As engineers, we need to know how our applications and services are performing in realtime and isolate any problems as quickly as possible. While there is a plethora of tools to collect, store and graph metrics from infrastructure, there are fewer tools for performing analysis on these metrics.

Go at Sourcegraph - Serving Terabytes of Git Data, Tracing App Performance, and Caching HTTP Resources

Sourcegraph is a code search and review application that supports and analyzes code in multiple languages: Go, Python, Java, Ruby, JavaScript, and soon more. Even though we have experts in each language on our team, Sourcegraph’s core has been written in Go since day one, and we’ve chosen Go for each new project and system we’ve built.

Go at Datadog

Go at Datadog In the last year, Go has started to supplant parts of our intake pipeline at Datadog that were previously written in Python.

Advanced Reflection with Go at HashiCorp

Advanced Reflection with Go at HashiCorp HashiCorp builds a diverse set of popular DevOps tools written in Go: Packer, Serf, Consul, and Terraform. While these tools range from desktop software to highly scalable distributed systems, their internals all have one thing in common: they use reflection, and a lot of it.

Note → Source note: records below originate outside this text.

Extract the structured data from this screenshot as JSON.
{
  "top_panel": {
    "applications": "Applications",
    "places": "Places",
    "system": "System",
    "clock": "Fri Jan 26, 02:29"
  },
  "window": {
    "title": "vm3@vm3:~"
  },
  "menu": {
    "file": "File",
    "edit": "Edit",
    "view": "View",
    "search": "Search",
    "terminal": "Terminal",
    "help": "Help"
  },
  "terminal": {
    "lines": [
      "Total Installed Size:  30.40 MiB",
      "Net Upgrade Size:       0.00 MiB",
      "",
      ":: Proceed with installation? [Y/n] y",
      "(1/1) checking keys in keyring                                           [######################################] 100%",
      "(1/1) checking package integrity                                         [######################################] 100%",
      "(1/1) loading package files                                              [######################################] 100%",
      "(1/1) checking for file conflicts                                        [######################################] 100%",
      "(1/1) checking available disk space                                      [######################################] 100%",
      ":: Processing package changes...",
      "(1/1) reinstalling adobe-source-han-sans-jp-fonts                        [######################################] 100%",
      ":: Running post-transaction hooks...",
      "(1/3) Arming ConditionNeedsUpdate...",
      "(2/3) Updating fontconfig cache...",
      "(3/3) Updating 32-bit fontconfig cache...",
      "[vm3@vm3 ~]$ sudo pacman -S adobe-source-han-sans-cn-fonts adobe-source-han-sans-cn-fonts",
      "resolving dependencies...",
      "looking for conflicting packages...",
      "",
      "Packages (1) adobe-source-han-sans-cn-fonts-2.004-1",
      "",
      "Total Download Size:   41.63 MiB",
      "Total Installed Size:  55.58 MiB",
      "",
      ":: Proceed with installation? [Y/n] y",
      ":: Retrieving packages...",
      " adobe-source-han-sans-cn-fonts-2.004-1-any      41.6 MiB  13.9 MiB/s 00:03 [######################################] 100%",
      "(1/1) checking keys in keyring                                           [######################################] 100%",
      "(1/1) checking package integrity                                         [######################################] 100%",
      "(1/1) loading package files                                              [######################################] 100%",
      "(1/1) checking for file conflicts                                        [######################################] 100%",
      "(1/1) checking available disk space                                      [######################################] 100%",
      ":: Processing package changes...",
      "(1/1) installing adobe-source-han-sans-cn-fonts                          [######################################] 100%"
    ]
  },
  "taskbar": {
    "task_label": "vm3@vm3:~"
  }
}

Go at CoreOS

Go at CoreOS When we launched the CoreOS project we knew from the very beginning that everything we built would be written in Go. This was not to make a fashion statement, but rather Go happened to be the perfect platform for reaching our goals – to build products that make distributed computing as easy as installing a Linux distro.

How Go Helped Shape Splice's engineering culture

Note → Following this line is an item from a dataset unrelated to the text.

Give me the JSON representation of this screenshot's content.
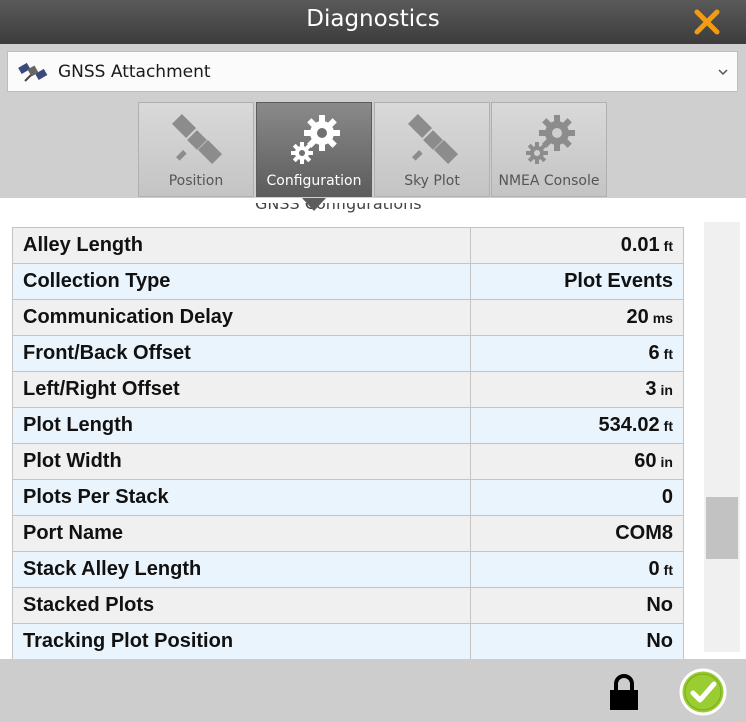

Go is a trendy programming language, but let’s be honest: the Go language doesn’t have anything new that wasn’t first implemented somewhere else. As a matter of fact, Go is a pretty boring programming language.